Fonseca FotographyMay 1, 2012 at 9:24 pm
Amazing story and photos! Thank you for sharing. I moved to the Heights from the Bronx in the late 90’s. The 168th Street and Broadway photo with everybody in the streets is Crazy! #Melee
adminMay 1, 2012 at 9:26 pm
Thanks for the comment. Those were some real crazy days. Can you believe it was 20 years ago?
DhidFebruary 17, 2013 at 1:40 am
Kiko Garcia was my uncle I was just 3 years old when this all happened. It was great to come across this post and see for myself exactly what happens during that horrible time. Thank you
RubyMay 20, 2013 at 3:14 pm
I love this neighborhood and its people. Thank you for sharing this infomation thats lets me know my new home and neighbors better.
Tee163November 30, 2014 at 11:32 am
I have actuall video from this day that i recorded myself ….it was crazy
JaniniNovember 30, 2014 at 3:06 pm
I remember this when they kill dagoberto well the police drop him from the roof all hell broke loss it was already loss because they kill kiko now it was two person in less the 1 week. I was a little girl maybe 7-8 years old I still remember my mom took my grandfather construction work close that was navy blue she made a doll of pills and clothes and they burn it down in 172st. It was a crazy time I remember my two brother throwing things to the cops because they kill their best friends Dago. thanks for the post. I just show it to my mom.
JaniniNovember 30, 2014 at 3:06 pm
DarleneDecember 3, 2014 at 12:18 am

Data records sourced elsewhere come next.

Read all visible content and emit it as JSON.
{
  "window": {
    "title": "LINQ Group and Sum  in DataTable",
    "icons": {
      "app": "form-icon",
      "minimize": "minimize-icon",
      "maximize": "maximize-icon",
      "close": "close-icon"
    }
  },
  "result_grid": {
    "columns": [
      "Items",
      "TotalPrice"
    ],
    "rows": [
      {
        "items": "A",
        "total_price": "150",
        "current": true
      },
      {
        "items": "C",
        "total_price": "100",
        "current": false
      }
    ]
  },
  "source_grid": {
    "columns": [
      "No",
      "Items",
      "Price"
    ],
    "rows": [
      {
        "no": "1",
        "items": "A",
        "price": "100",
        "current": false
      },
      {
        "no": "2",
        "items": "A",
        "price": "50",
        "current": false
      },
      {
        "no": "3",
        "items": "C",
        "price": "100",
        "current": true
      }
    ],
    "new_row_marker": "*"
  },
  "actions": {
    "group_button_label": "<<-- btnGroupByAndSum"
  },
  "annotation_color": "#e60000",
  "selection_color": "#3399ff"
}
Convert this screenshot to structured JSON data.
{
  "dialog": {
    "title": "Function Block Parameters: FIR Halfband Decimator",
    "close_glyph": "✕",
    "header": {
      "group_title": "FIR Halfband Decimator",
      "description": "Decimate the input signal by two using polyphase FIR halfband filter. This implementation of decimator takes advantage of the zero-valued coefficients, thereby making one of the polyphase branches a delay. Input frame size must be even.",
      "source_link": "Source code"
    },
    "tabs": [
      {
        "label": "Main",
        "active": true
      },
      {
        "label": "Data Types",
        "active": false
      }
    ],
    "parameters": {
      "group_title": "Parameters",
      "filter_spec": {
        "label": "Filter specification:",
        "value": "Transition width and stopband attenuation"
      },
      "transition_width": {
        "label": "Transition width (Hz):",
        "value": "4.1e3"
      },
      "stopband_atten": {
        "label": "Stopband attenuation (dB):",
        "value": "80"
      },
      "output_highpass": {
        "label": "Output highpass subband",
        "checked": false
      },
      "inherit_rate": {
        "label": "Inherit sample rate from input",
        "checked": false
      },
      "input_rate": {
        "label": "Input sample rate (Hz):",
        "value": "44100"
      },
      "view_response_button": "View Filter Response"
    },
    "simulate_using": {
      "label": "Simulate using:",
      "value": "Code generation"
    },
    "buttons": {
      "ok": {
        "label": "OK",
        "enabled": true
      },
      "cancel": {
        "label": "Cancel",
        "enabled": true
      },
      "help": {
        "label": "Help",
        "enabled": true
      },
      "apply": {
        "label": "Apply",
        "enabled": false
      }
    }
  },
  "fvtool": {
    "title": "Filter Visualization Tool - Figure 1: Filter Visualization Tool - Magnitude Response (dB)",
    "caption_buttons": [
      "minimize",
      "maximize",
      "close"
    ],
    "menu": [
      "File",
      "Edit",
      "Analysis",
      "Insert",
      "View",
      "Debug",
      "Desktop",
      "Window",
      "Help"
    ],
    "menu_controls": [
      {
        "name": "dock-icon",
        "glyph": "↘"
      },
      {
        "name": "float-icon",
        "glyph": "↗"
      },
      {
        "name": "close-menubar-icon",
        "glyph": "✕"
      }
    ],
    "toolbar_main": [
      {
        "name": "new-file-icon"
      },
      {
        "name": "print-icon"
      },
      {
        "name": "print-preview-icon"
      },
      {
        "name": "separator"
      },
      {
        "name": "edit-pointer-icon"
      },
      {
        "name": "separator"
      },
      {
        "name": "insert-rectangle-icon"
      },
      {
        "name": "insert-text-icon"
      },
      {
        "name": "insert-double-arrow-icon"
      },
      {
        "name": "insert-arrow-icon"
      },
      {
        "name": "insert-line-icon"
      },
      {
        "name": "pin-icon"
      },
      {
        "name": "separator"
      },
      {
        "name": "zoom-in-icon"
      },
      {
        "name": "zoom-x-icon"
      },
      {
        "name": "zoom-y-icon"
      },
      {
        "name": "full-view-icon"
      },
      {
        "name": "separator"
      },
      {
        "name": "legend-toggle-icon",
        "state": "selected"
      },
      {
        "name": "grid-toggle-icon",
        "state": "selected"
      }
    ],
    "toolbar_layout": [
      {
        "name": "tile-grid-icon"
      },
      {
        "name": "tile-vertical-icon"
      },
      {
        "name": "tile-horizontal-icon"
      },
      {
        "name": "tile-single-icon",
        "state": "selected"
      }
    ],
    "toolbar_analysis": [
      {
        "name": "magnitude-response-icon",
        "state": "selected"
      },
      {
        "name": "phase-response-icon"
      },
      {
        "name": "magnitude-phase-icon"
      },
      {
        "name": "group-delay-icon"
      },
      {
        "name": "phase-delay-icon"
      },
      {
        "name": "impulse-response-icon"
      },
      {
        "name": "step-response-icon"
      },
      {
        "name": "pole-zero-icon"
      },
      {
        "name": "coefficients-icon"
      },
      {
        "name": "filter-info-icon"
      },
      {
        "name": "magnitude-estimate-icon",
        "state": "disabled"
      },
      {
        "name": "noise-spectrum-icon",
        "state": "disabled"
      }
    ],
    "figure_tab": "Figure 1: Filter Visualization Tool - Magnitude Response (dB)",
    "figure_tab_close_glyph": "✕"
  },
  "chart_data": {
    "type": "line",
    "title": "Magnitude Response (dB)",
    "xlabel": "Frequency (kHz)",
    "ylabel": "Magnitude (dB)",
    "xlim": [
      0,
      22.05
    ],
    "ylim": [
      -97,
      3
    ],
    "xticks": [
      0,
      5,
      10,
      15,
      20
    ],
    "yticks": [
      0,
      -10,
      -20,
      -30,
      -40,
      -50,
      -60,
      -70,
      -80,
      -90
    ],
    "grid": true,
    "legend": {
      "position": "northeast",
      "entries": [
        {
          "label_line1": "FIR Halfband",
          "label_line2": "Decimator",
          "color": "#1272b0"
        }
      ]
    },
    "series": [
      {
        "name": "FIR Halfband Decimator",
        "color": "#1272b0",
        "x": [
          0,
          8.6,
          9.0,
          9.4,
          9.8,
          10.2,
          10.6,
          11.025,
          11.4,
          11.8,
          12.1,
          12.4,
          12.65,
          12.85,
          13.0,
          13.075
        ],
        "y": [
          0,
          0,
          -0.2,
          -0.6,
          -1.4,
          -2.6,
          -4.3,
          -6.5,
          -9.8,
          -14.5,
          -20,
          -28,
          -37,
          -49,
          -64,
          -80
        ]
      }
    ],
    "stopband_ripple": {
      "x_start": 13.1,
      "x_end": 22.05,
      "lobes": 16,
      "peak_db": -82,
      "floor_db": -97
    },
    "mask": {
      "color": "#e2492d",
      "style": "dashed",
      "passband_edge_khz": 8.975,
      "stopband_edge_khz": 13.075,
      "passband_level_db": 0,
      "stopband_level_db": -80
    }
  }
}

Jose “Kiko” Garcia was my uncle. He was my fathers brother and until this day is a very sensitive topic for our family. It’s great to see all these pictures from that era.
James BosleyMay 2, 2015 at 10:41 pm
I wonder if any of the cops who had to respond to the riots were from the hood.
Food for screenplay.